Administration officials said they were making changes in the system to grant detainees expanded legal rights, but critics said the move was a sharp departure from the direction President Obama had suggested during the campaign, when he characterized the commissions as an unnecessary compromise of American values.Insert snark here.
In a statement, Mr. Obama noted that the country had a long tradition of using military commissions, and said the changes would make the tribunals, to be used along with federal courts, a fairer avenue for prosecution. "This is the best way to protect our country, while upholding our deeply held values," Mr. Obama said.
The commissions are run by the Pentagon under a 2006 law passed specifically for terrorism suspects, in part to make it easier to win convictions than in federal courts. The Obama administration suspended the military commission system in its first week in office.
Meanwhile, what does it say that the Administration has resurrected or maintained the core elements of so many Bush Administration national security policies while OLC nominee Dawn Johnsen sits in limbo? And would the Administration's policies be any different were she already confirmed?
Related Posts (on one page):

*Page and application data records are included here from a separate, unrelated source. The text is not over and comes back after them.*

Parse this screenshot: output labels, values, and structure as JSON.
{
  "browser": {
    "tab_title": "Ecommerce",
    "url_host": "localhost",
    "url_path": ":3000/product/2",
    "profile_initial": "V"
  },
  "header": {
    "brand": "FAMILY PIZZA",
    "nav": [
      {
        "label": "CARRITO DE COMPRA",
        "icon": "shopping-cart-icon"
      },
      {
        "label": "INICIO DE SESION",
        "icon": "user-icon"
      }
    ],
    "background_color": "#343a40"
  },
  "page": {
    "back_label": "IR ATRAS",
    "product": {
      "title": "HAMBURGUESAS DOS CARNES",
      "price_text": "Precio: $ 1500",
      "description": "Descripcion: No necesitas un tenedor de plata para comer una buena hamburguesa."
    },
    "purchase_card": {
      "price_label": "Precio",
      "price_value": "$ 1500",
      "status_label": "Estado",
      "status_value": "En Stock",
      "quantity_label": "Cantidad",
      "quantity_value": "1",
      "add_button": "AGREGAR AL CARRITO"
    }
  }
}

- It's Official: Kinder, Gentler Military Commissions:
- Gitmo Military Commissions Part Deux: The Sequel: